Beautiful Things by Sonia Faleiro

This nonfiction work by Mumbai-based writer Sonia Faleiro sheds light on the veiled and illicit sex industry of Bombay (now known as Mumbai), India. Reading more like a novel than a news report, the book follows Leela, a proud bar dancer, as she squares up against gangsters, other bar dancers, and the sudden sweep of morality that decimates her trade. Providing a look into the yet-unseen underbelly of Bombay, Faleiro rightfully humanizes sex workers, who are often looked down upon by much of society. Find it here.

The Black Unicorn by Audre Lorde

Audre Lorde, famed advocate for black, women, and LGBTQ communities, pens her frustration with the treatment of marginalized communities in this collection of poetry. Much of her work focuses on exploring identity, as can be seen in “Portrait.” Other highlights from the collection include “A Woman Speaks,” “Coping,” and “But What Can You Teach My Daughter.” Find this collection and other work by Audre Lorde here.

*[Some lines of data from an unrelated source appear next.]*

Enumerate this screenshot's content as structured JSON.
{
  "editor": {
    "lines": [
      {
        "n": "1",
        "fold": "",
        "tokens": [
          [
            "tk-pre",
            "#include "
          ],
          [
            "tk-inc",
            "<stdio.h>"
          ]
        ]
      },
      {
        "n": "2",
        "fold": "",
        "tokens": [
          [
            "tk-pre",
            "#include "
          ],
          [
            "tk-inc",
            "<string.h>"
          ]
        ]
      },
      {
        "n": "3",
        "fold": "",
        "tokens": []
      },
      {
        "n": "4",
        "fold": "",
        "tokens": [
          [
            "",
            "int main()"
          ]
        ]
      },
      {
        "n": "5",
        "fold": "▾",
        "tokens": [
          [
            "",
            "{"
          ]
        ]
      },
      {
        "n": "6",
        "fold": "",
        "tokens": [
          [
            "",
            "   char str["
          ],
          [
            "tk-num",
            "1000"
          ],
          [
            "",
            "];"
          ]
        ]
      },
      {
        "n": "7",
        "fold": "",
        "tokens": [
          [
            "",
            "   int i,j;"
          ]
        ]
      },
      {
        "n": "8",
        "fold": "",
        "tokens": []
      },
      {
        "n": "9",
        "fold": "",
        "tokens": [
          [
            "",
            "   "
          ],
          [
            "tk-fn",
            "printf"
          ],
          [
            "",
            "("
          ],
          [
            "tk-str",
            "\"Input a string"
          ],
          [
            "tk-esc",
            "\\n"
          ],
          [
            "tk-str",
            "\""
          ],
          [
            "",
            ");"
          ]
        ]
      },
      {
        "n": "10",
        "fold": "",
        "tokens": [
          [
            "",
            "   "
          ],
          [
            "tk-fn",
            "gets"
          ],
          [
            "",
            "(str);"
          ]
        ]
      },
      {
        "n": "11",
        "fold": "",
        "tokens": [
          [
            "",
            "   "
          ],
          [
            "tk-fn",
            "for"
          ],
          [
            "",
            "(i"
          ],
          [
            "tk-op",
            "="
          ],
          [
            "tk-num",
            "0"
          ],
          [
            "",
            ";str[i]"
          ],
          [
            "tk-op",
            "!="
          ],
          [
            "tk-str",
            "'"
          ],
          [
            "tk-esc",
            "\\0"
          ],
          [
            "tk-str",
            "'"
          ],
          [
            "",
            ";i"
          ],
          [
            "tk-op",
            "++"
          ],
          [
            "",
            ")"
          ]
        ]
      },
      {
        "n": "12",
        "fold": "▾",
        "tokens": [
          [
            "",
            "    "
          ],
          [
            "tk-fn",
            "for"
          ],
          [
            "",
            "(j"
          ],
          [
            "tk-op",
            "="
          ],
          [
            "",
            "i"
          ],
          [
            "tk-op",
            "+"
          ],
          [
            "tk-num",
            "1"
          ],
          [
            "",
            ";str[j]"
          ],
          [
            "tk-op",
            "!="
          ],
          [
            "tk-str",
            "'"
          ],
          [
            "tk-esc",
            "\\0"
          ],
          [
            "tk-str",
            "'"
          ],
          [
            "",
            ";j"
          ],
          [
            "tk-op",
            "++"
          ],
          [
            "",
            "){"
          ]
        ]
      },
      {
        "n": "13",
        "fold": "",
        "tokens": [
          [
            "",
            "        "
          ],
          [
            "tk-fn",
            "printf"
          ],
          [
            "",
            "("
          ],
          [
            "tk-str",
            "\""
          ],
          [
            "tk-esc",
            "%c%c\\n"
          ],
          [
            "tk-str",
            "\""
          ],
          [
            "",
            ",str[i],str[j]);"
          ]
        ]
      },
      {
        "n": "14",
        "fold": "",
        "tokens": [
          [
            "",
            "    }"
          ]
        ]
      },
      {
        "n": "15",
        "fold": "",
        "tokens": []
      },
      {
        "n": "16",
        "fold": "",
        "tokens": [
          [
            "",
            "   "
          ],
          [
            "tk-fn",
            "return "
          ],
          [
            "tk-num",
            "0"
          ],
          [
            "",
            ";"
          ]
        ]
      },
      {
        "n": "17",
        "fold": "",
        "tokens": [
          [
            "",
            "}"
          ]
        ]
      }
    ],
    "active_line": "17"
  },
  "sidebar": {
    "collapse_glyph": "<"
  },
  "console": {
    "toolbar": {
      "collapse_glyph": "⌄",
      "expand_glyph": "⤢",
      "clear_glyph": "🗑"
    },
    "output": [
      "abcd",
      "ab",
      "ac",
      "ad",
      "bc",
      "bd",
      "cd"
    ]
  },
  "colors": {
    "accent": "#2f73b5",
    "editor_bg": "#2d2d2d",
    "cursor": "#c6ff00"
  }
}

The Purity Myth: How America’s Obsession with Virginity is Hurting Young Women by Jessica Valenti

In The Purity Myth, Valenti argues that the notion of virginity is given harmful emphasis in American culture, defining women’s worth by nothing more than their chastity. Using her own research on various aspects of American society, such as abstinence-only sex education programs, she examines virginity as a social construct and the ubiquitousness of the term itself. Demonstrating what many suspected but few could put to words, The Purity Myth explains the negative effects of our culture’s fixation on women’s virginity. Download the e-book here.

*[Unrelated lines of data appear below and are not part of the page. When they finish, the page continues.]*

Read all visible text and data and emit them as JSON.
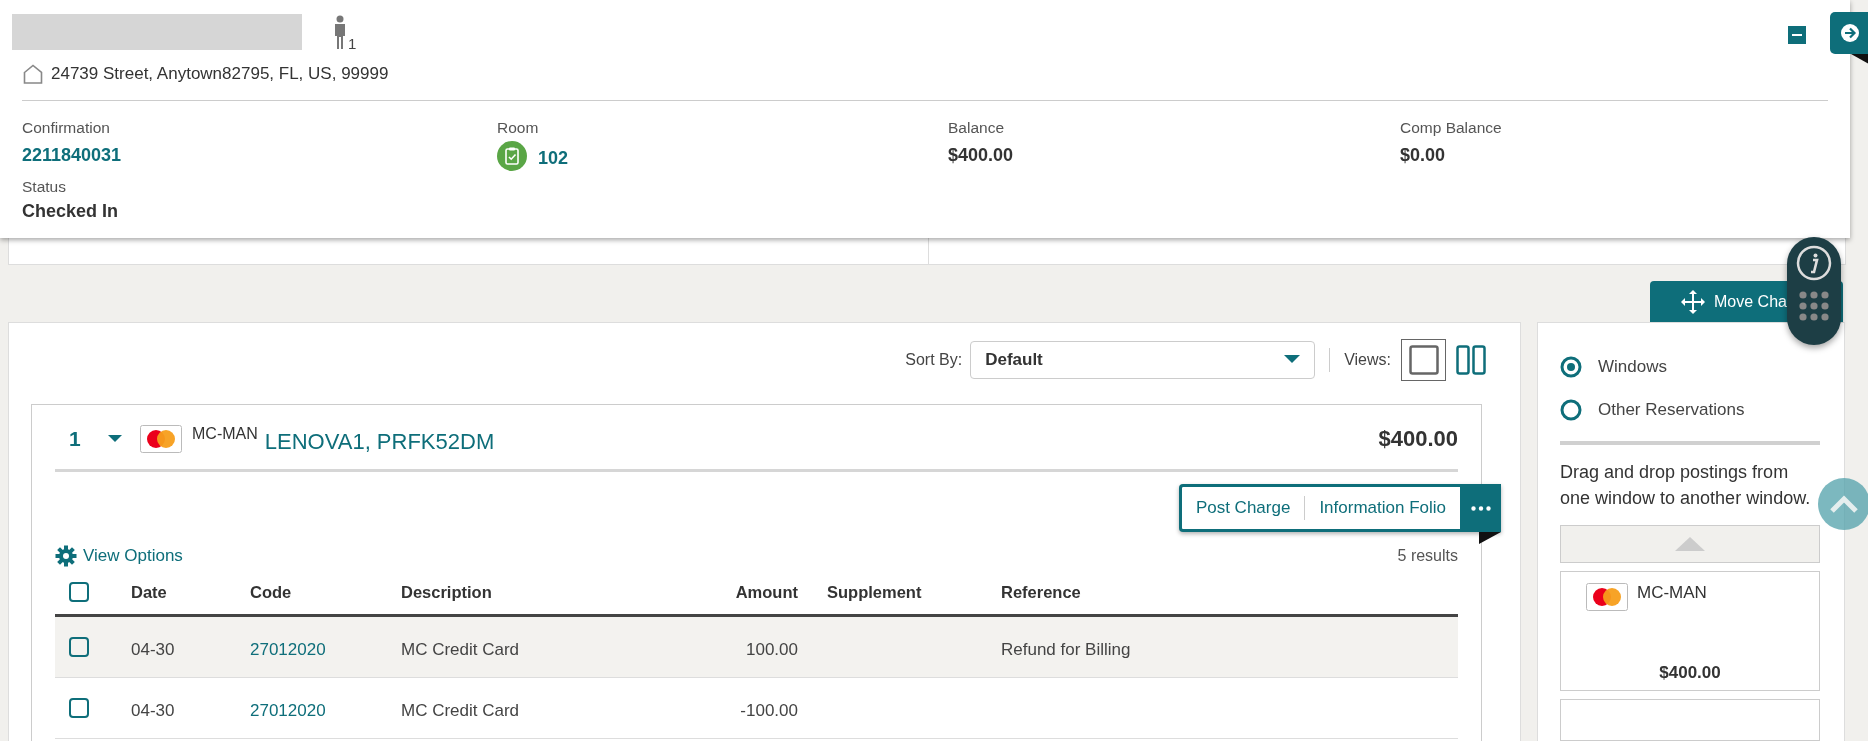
{
  "guest": {
    "count": "1",
    "address": "24739 Street, Anytown82795, FL, US, 99999"
  },
  "summary": [
    {
      "kind": "link",
      "label": "Confirmation",
      "value": "2211840031"
    },
    {
      "kind": "room",
      "label": "Room",
      "value": "102"
    },
    {
      "kind": "plain",
      "label": "Balance",
      "value": "$400.00"
    },
    {
      "kind": "plain",
      "label": "Comp Balance",
      "value": "$0.00"
    }
  ],
  "status": {
    "label": "Status",
    "value": "Checked In"
  },
  "move_button": "Move Cha",
  "sort": {
    "label": "Sort By:",
    "value": "Default"
  },
  "views": {
    "label": "Views:",
    "options": [
      {
        "kind": "single",
        "selected": true
      },
      {
        "kind": "split",
        "selected": false
      }
    ]
  },
  "folio": {
    "number": "1",
    "expanded": true,
    "all_checked": false,
    "payment": "MC-MAN",
    "name": "LENOVA1, PRFK52DM",
    "total": "$400.00",
    "actions": [
      "Post Charge",
      "Information Folio"
    ],
    "view_options": "View Options",
    "results": "5 results",
    "columns": [
      "Date",
      "Code",
      "Description",
      "Amount",
      "Supplement",
      "Reference"
    ],
    "rows": [
      {
        "selected": true,
        "checked": false,
        "date": "04-30",
        "code": "27012020",
        "description": "MC Credit Card",
        "amount": "100.00",
        "reference": "Refund for Billing"
      },
      {
        "selected": false,
        "checked": false,
        "date": "04-30",
        "code": "27012020",
        "description": "MC Credit Card",
        "amount": "-100.00"
      }
    ]
  },
  "move_panel": {
    "options": [
      {
        "label": "Windows",
        "selected": true
      },
      {
        "label": "Other Reservations",
        "selected": false
      }
    ],
    "hint": "Drag and drop postings from one window to another window.",
    "windows": [
      {
        "payment": "MC-MAN",
        "total": "$400.00"
      }
    ]
  }
}
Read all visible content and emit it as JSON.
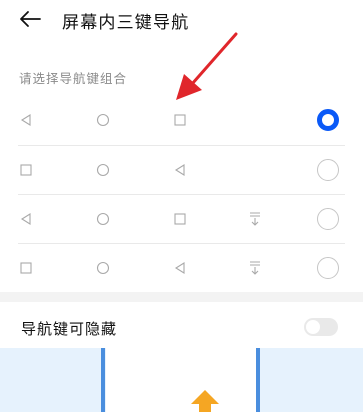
{
  "header": {
    "title": "屏幕内三键导航"
  },
  "section": {
    "label": "请选择导航键组合"
  },
  "options": [
    {
      "keys": [
        "back-icon",
        "home-icon",
        "recent-icon"
      ],
      "selected": true
    },
    {
      "keys": [
        "recent-icon",
        "home-icon",
        "back-icon"
      ],
      "selected": false
    },
    {
      "keys": [
        "back-icon",
        "home-icon",
        "recent-icon",
        "notification-pulldown-icon"
      ],
      "selected": false
    },
    {
      "keys": [
        "recent-icon",
        "home-icon",
        "back-icon",
        "notification-pulldown-icon"
      ],
      "selected": false
    }
  ],
  "hide_toggle": {
    "label": "导航键可隐藏",
    "enabled": false
  },
  "colors": {
    "accent": "#0a59f7",
    "annotation_arrow": "#e0262b",
    "preview_arrow": "#f5a623",
    "preview_bg": "#e6f2fd",
    "preview_frame": "#4a8ede"
  }
}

Half the Sky: Turning Oppression into Opportunity for Women Worldwide by Nicholas D. Kristof and Sheryl WuDunn

Arguing that the international oppression of women is “the paramount moral challenge,” authors Kristof and WuDunn take to Africa and Asia to report on women around the world. They highlight individual stories, such as a Cambodian girl sold into sex slavery, to advocate the importance of unlocking feminine potential both economically and culturally. Half the Sky is not just a report but a call to arms, inciting readers and activists to take on this challenge. Kristof and WuDunn have inspired a movement of the same name, dedicated to raising money for the liberation of women through cross-platform initiatives, creating websites, games, and educational tools that raise awareness. Find the book here and check out the Half the Sky movement here.

The Beauty Myth: The Culture of Beauty, Psychology, and the Self with Naomi Wolfe

In this TED Talk-esque adaptation of her book of the same name, Naomi Wolfe discusses the prevalence of “beauty” in our culture, and what that definition of beauty means for women. Addressing gendered expectations from both psychological and anthropological perspectives, Wolfe breaks down what it means to be “beautiful” in America, and the harm that standard can have on individuals. Watch the presentation here through Kanopy, a streaming collection available through Northeastern University Libraries.

Posted in: Serendipity